*** Block opens ***
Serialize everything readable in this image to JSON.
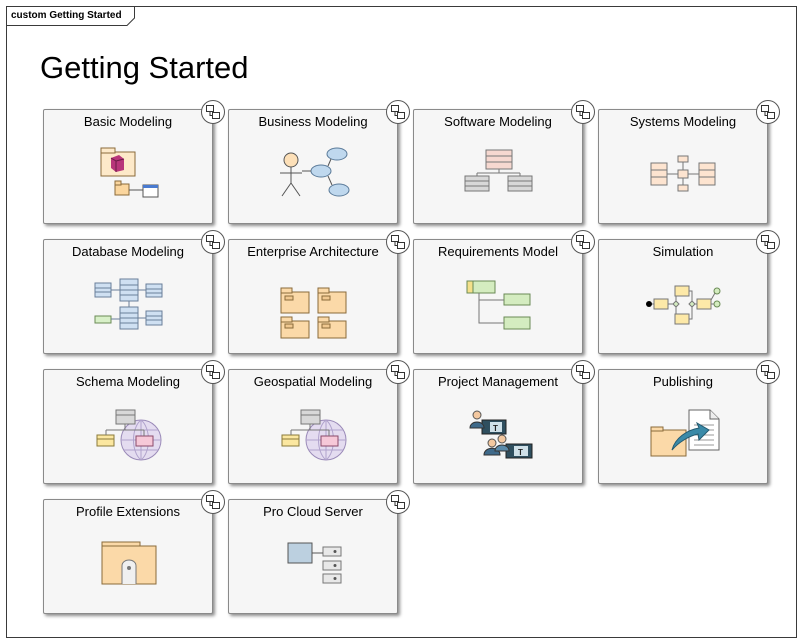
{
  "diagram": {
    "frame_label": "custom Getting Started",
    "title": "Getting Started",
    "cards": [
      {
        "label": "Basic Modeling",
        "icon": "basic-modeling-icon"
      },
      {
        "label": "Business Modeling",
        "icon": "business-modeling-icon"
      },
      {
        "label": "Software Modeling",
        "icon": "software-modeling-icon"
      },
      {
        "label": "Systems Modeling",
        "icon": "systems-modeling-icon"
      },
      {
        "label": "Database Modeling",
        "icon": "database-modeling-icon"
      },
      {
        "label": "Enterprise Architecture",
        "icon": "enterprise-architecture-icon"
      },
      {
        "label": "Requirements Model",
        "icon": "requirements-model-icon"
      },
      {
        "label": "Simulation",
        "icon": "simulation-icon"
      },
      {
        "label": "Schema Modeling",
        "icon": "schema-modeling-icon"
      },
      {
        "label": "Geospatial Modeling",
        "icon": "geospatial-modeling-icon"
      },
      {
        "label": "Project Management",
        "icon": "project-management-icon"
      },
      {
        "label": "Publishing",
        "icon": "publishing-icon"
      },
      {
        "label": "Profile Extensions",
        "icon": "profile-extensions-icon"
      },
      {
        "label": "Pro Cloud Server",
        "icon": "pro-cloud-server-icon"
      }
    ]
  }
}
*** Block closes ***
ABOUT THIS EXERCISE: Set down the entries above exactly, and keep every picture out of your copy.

TASK ANSWER:
Serialize everything readable in this image to JSON.
{
  "diagram": {
    "frame_label": "custom Getting Started",
    "title": "Getting Started",
    "cards": [
      {
        "label": "Basic Modeling",
        "icon": "basic-modeling-icon"
      },
      {
        "label": "Business Modeling",
        "icon": "business-modeling-icon"
      },
      {
        "label": "Software Modeling",
        "icon": "software-modeling-icon"
      },
      {
        "label": "Systems Modeling",
        "icon": "systems-modeling-icon"
      },
      {
        "label": "Database Modeling",
        "icon": "database-modeling-icon"
      },
      {
        "label": "Enterprise Architecture",
        "icon": "enterprise-architecture-icon"
      },
      {
        "label": "Requirements Model",
        "icon": "requirements-model-icon"
      },
      {
        "label": "Simulation",
        "icon": "simulation-icon"
      },
      {
        "label": "Schema Modeling",
        "icon": "schema-modeling-icon"
      },
      {
        "label": "Geospatial Modeling",
        "icon": "geospatial-modeling-icon"
      },
      {
        "label": "Project Management",
        "icon": "project-management-icon"
      },
      {
        "label": "Publishing",
        "icon": "publishing-icon"
      },
      {
        "label": "Profile Extensions",
        "icon": "profile-extensions-icon"
      },
      {
        "label": "Pro Cloud Server",
        "icon": "pro-cloud-server-icon"
      }
    ]
  }
}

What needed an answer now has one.